■ **THE TASK**
Find each line of the material below in which the word "emoji" occurs, and return it.

════════════════════

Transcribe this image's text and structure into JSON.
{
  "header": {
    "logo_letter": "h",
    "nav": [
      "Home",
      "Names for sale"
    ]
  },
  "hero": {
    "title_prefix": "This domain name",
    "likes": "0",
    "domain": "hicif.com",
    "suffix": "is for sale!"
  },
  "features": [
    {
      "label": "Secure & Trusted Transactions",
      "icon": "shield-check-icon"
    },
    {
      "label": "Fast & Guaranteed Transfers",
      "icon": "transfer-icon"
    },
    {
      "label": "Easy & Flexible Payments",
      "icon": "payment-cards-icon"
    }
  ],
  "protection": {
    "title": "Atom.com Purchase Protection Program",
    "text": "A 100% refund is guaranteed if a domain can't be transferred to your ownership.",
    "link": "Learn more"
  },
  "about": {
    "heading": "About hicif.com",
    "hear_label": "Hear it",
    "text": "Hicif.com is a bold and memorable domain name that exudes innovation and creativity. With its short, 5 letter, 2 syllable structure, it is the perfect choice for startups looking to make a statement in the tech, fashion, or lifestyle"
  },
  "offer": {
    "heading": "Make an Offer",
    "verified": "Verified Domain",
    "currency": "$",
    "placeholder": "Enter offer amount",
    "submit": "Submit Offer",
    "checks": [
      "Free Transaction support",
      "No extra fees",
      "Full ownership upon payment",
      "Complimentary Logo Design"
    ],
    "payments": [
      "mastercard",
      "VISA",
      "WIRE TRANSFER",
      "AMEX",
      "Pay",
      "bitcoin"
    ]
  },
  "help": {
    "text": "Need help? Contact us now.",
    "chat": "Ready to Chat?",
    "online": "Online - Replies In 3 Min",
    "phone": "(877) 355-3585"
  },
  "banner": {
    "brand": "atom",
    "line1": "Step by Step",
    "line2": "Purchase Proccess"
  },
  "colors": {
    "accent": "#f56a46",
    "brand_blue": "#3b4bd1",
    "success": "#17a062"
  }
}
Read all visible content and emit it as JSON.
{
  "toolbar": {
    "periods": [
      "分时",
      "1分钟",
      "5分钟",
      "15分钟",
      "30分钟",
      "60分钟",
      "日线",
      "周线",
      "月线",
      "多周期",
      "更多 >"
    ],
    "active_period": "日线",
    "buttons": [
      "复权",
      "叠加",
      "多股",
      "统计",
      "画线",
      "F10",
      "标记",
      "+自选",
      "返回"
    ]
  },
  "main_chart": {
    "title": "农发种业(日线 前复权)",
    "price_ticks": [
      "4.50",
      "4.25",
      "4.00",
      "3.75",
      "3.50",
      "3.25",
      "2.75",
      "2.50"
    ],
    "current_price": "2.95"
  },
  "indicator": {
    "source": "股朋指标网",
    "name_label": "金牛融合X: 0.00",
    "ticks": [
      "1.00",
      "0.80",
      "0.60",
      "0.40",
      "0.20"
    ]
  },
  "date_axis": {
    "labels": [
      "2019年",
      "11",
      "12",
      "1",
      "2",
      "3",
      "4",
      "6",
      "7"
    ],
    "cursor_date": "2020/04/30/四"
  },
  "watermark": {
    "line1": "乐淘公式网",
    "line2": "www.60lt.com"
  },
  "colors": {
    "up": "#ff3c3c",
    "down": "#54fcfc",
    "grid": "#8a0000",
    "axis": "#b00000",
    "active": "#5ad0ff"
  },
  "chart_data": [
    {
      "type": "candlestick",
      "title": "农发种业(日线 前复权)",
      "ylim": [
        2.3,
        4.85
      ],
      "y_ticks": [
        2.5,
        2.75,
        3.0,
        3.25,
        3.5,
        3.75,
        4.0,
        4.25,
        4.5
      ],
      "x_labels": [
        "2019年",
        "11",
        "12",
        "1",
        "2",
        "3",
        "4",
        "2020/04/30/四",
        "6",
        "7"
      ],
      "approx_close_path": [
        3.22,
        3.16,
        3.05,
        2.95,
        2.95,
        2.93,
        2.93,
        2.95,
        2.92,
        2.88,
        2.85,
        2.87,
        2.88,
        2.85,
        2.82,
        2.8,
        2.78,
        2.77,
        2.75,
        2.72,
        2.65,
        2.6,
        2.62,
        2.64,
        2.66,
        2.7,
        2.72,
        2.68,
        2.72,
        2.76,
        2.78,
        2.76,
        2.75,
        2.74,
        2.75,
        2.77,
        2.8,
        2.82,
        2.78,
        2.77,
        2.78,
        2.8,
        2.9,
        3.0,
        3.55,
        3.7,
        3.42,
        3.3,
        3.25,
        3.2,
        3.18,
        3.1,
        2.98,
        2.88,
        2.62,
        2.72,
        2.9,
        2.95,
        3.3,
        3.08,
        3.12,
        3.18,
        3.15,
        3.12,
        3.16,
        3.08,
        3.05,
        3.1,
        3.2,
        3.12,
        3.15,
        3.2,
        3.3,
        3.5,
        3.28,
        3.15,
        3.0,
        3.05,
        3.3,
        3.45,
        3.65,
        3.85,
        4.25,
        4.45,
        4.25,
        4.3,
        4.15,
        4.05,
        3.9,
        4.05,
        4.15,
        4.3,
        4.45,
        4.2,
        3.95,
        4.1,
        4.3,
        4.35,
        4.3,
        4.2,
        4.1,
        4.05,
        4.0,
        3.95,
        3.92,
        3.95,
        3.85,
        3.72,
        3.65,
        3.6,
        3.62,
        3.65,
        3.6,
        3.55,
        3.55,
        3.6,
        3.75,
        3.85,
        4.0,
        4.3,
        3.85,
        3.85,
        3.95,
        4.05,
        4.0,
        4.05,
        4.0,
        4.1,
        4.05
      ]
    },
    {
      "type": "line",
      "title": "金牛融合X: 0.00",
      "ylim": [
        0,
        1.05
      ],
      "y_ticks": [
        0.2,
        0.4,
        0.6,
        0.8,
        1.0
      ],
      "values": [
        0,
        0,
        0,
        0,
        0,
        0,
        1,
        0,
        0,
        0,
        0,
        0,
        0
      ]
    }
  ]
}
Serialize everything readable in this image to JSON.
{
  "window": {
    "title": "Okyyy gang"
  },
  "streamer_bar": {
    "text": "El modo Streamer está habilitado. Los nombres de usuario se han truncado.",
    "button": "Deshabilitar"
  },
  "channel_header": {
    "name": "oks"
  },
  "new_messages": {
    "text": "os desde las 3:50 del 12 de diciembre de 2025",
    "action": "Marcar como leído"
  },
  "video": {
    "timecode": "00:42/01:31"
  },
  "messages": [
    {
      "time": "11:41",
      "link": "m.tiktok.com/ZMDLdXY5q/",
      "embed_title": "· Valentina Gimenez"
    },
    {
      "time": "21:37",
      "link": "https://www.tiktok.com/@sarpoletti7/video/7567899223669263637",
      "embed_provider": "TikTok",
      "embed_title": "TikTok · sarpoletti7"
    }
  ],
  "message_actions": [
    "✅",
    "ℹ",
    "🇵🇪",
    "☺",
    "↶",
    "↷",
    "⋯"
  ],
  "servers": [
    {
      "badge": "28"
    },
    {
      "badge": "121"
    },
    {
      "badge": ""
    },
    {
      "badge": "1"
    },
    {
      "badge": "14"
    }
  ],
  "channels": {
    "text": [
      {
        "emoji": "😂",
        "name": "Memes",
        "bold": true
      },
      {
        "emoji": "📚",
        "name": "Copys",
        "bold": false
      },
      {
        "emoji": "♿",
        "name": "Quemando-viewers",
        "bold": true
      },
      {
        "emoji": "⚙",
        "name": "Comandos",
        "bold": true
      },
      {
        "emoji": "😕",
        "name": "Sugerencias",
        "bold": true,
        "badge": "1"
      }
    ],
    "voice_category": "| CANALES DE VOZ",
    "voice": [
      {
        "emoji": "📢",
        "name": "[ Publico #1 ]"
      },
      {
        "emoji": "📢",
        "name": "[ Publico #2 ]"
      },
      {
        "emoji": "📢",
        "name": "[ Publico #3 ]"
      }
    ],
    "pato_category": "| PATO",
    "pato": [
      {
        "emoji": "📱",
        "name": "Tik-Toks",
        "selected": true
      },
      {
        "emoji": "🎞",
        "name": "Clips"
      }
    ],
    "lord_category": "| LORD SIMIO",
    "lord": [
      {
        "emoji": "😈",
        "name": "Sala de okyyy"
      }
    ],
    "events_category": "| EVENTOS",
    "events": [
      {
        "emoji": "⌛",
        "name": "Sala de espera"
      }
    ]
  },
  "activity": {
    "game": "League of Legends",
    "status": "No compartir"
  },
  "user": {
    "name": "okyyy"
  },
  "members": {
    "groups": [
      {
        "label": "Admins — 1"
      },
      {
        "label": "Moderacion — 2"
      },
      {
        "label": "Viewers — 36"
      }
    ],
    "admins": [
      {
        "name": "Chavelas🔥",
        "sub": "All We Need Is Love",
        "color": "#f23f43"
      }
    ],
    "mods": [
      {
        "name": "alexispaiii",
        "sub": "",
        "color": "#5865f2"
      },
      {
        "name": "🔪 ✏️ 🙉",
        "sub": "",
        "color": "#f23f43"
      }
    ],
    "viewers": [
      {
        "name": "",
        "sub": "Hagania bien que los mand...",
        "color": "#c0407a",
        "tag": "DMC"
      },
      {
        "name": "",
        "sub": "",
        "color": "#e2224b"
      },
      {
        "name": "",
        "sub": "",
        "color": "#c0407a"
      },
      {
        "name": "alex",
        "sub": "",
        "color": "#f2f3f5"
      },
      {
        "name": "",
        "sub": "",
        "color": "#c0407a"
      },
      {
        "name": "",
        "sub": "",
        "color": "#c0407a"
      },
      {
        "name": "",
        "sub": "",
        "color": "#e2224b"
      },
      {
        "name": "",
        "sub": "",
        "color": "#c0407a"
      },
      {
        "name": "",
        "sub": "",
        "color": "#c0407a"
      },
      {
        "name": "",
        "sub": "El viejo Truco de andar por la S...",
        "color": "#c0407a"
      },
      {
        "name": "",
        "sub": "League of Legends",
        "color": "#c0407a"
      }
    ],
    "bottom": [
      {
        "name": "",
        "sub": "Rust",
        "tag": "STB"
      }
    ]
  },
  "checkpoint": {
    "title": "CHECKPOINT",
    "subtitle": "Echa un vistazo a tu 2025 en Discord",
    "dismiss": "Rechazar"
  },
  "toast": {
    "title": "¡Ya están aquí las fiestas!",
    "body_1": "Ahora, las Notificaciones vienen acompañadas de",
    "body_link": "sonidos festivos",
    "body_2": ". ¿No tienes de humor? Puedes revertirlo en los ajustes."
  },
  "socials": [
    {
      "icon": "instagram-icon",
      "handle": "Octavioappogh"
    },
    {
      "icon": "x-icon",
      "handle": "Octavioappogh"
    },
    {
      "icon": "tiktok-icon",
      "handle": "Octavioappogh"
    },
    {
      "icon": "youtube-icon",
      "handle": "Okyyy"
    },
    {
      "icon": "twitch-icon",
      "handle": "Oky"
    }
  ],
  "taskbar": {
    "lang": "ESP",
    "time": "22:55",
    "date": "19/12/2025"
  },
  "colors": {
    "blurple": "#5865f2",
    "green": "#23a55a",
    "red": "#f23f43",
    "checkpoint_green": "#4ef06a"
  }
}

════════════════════

■ **RESPONSE**
        "emoji": "😂",
        "emoji": "📚",
        "emoji": "♿",
        "emoji": "⚙",
        "emoji": "😕",
        "emoji": "📢",
        "emoji": "📢",
        "emoji": "📢",
        "emoji": "📱",
        "emoji": "🎞",
        "emoji": "😈",
        "emoji": "⌛",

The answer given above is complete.